**Assigned task**
Exclude the pictures; give every entry again exactly as written.

**Given information**
= = = = =
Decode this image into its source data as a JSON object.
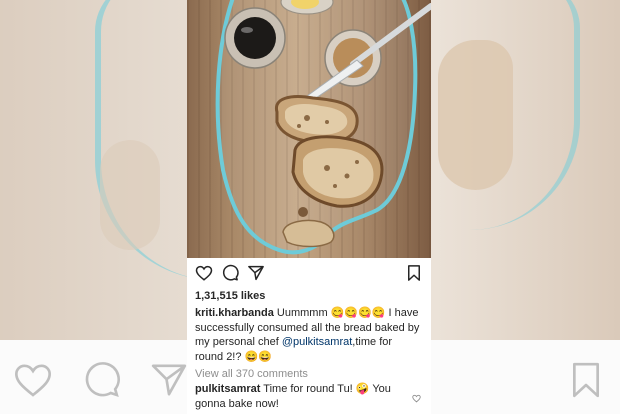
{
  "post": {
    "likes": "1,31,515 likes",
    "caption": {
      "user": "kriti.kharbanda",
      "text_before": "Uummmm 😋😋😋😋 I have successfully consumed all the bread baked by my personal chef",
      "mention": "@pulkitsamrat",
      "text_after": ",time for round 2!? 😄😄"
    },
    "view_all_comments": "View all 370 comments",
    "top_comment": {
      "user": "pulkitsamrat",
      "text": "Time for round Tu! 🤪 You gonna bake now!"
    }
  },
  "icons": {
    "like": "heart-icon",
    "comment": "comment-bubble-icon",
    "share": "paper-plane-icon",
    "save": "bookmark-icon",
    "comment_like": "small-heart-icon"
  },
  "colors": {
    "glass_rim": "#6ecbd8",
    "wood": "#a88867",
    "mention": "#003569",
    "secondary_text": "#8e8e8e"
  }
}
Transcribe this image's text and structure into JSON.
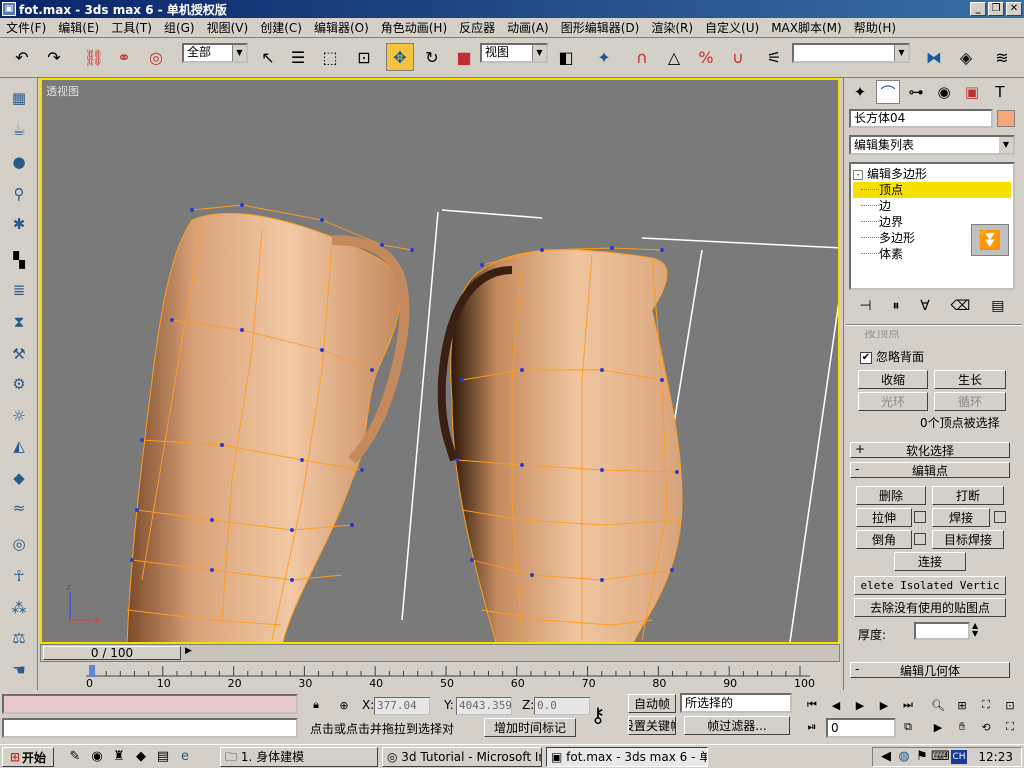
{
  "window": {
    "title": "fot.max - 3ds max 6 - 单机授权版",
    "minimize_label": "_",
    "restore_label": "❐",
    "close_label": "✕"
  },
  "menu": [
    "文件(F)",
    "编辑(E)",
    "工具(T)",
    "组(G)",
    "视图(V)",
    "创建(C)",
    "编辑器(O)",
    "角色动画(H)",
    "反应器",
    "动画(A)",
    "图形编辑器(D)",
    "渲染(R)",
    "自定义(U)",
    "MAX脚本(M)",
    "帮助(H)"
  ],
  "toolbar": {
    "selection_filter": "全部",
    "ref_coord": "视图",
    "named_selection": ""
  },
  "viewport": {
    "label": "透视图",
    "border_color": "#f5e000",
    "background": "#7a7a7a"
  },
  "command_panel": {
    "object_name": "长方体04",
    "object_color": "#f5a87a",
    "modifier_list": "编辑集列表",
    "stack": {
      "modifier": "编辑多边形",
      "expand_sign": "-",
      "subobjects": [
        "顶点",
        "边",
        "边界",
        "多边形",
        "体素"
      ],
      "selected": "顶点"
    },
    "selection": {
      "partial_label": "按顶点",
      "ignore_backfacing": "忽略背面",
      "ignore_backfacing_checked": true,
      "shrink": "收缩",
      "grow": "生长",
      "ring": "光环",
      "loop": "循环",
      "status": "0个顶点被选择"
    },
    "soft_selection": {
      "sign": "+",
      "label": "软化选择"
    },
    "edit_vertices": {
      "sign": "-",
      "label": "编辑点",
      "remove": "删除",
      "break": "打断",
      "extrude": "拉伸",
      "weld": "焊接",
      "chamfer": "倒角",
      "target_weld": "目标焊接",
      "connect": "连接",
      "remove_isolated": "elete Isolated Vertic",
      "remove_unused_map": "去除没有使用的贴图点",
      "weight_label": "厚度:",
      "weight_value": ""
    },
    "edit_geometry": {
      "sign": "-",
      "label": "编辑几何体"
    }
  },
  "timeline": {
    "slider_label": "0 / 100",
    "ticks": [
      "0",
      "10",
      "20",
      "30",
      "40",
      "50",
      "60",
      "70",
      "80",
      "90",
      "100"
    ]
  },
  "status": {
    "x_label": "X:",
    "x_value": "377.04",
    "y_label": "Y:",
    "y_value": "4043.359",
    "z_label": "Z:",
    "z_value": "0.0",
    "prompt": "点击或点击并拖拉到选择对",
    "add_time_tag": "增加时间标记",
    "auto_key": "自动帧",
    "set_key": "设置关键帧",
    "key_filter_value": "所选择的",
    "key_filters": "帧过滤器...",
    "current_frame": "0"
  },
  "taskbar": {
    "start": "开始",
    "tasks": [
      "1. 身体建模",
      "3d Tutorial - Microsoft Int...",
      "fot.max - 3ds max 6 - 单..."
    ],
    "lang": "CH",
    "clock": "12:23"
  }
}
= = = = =
**Expected answer**
Decode this image into its source data as a JSON object.
{
  "post": {
    "likes": "1,31,515 likes",
    "caption": {
      "user": "kriti.kharbanda",
      "text_before": "Uummmm 😋😋😋😋 I have successfully consumed all the bread baked by my personal chef",
      "mention": "@pulkitsamrat",
      "text_after": ",time for round 2!? 😄😄"
    },
    "view_all_comments": "View all 370 comments",
    "top_comment": {
      "user": "pulkitsamrat",
      "text": "Time for round Tu! 🤪 You gonna bake now!"
    }
  },
  "icons": {
    "like": "heart-icon",
    "comment": "comment-bubble-icon",
    "share": "paper-plane-icon",
    "save": "bookmark-icon",
    "comment_like": "small-heart-icon"
  },
  "colors": {
    "glass_rim": "#6ecbd8",
    "wood": "#a88867",
    "mention": "#003569",
    "secondary_text": "#8e8e8e"
  }
}
Transcribe this image's text and structure into JSON.
{
  "window": {
    "title": "fot.max - 3ds max 6 - 单机授权版",
    "minimize_label": "_",
    "restore_label": "❐",
    "close_label": "✕"
  },
  "menu": [
    "文件(F)",
    "编辑(E)",
    "工具(T)",
    "组(G)",
    "视图(V)",
    "创建(C)",
    "编辑器(O)",
    "角色动画(H)",
    "反应器",
    "动画(A)",
    "图形编辑器(D)",
    "渲染(R)",
    "自定义(U)",
    "MAX脚本(M)",
    "帮助(H)"
  ],
  "toolbar": {
    "selection_filter": "全部",
    "ref_coord": "视图",
    "named_selection": ""
  },
  "viewport": {
    "label": "透视图",
    "border_color": "#f5e000",
    "background": "#7a7a7a"
  },
  "command_panel": {
    "object_name": "长方体04",
    "object_color": "#f5a87a",
    "modifier_list": "编辑集列表",
    "stack": {
      "modifier": "编辑多边形",
      "expand_sign": "-",
      "subobjects": [
        "顶点",
        "边",
        "边界",
        "多边形",
        "体素"
      ],
      "selected": "顶点"
    },
    "selection": {
      "partial_label": "按顶点",
      "ignore_backfacing": "忽略背面",
      "ignore_backfacing_checked": true,
      "shrink": "收缩",
      "grow": "生长",
      "ring": "光环",
      "loop": "循环",
      "status": "0个顶点被选择"
    },
    "soft_selection": {
      "sign": "+",
      "label": "软化选择"
    },
    "edit_vertices": {
      "sign": "-",
      "label": "编辑点",
      "remove": "删除",
      "break": "打断",
      "extrude": "拉伸",
      "weld": "焊接",
      "chamfer": "倒角",
      "target_weld": "目标焊接",
      "connect": "连接",
      "remove_isolated": "elete Isolated Vertic",
      "remove_unused_map": "去除没有使用的贴图点",
      "weight_label": "厚度:",
      "weight_value": ""
    },
    "edit_geometry": {
      "sign": "-",
      "label": "编辑几何体"
    }
  },
  "timeline": {
    "slider_label": "0 / 100",
    "ticks": [
      "0",
      "10",
      "20",
      "30",
      "40",
      "50",
      "60",
      "70",
      "80",
      "90",
      "100"
    ]
  },
  "status": {
    "x_label": "X:",
    "x_value": "377.04",
    "y_label": "Y:",
    "y_value": "4043.359",
    "z_label": "Z:",
    "z_value": "0.0",
    "prompt": "点击或点击并拖拉到选择对",
    "add_time_tag": "增加时间标记",
    "auto_key": "自动帧",
    "set_key": "设置关键帧",
    "key_filter_value": "所选择的",
    "key_filters": "帧过滤器...",
    "current_frame": "0"
  },
  "taskbar": {
    "start": "开始",
    "tasks": [
      "1. 身体建模",
      "3d Tutorial - Microsoft Int...",
      "fot.max - 3ds max 6 - 单..."
    ],
    "lang": "CH",
    "clock": "12:23"
  }
}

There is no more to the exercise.